I would literally consider amputation of a limb to explore this place in it’s heyday. This was Belle Grove Plantation in White Castle (close enough to New Orleans), the premiere plantation of the south when it was built in 1857 for the cost of….wait for it…$80,000! Of course, that price doesn’t include the free slave labor. What’s sad is that I’ve read a few different forums where a couple of idiots have basically said it shouldn’t have been saved because of that fact. That somehow the entire ancient south should be burned because it was built by slave labor. Well, we might as well burn the White House and every other historical building in this country that was built before 1865. To have such an idiotic viewpoint is actually doing a disservice to the slaves that actually did labor on the place, not to mention the craftsman and artists from around the world that built this magnificence. This could NOT be built today, no matter how much money you threw at it.
Anyway, like I said it was built back in 1857 by John Andrews, a wealthy sugar planter. (What else? During the 1850′s while the house was being built, Andrews owned more than 150 slaves and was producing over half a million pounds of sugar a year.

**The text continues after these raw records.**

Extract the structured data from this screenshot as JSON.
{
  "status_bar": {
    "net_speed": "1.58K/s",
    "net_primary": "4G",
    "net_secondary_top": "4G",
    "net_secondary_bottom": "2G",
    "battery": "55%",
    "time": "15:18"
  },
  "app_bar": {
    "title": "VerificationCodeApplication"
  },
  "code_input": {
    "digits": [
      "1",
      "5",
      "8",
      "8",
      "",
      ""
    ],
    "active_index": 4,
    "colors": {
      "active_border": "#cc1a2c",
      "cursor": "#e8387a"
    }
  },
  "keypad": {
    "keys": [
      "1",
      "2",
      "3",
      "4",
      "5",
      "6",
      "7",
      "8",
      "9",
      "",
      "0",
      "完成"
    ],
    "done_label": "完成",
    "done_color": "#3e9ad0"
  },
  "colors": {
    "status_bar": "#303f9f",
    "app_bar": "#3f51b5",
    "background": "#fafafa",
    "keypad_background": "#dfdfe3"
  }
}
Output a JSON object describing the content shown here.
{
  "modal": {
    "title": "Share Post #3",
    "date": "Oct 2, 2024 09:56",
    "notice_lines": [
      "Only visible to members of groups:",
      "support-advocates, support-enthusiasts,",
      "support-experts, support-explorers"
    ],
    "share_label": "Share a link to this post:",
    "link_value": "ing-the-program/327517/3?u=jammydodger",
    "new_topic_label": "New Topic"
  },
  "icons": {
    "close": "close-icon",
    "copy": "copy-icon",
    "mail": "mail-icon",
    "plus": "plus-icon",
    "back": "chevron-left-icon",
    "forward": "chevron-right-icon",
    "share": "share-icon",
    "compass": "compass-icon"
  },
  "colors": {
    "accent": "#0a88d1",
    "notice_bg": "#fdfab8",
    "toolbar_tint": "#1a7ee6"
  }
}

Soooo, he was rich.) It was designed by New Orleans architect Henry Howard, the same guy who designed the Nottoway Plantation just down the road. Apparently the two owners had an intense rivalry, so there was always the game of one-ups-man-ship to see who could build the most extravagant home. Luckily Nottoway is still standing today, and open for tours.
After the Civil War the whole plantation business model really didn’t work any more, and in 1867 the plantation was sold to James Ware for a lousy $50,000. After years of bad crops the family was forced to sell it in the 1920′s. It exchanged hands a few times after that, with each new owner vowing to restore the place, but it was abandoned in 1925…never to be occupied again. A couple of different factors played a role. First, it’s sheer size and opulence. Second, it’s faulty foundation and the soft shifting soil it was built upon doomed it from the beginning. Even just a decade after its abandonment entire wings off the house were already starting to collapse due to such issues. In 1952 it burned to the ground in a mysterious fire that most people are convinced was arson.
The good news is in was extensively photographed by many of the greats, including Frances Benjamin Johnston. A lot of the images are held in the Library of Congress, including the original floor plans. It’s an absolute shame this place still isn’t around, but I guess some things just aren’t meant to be.
If you have any other info or know anything about its condition today (or where it once stood), I’d love to hear about it- just leave a comment below!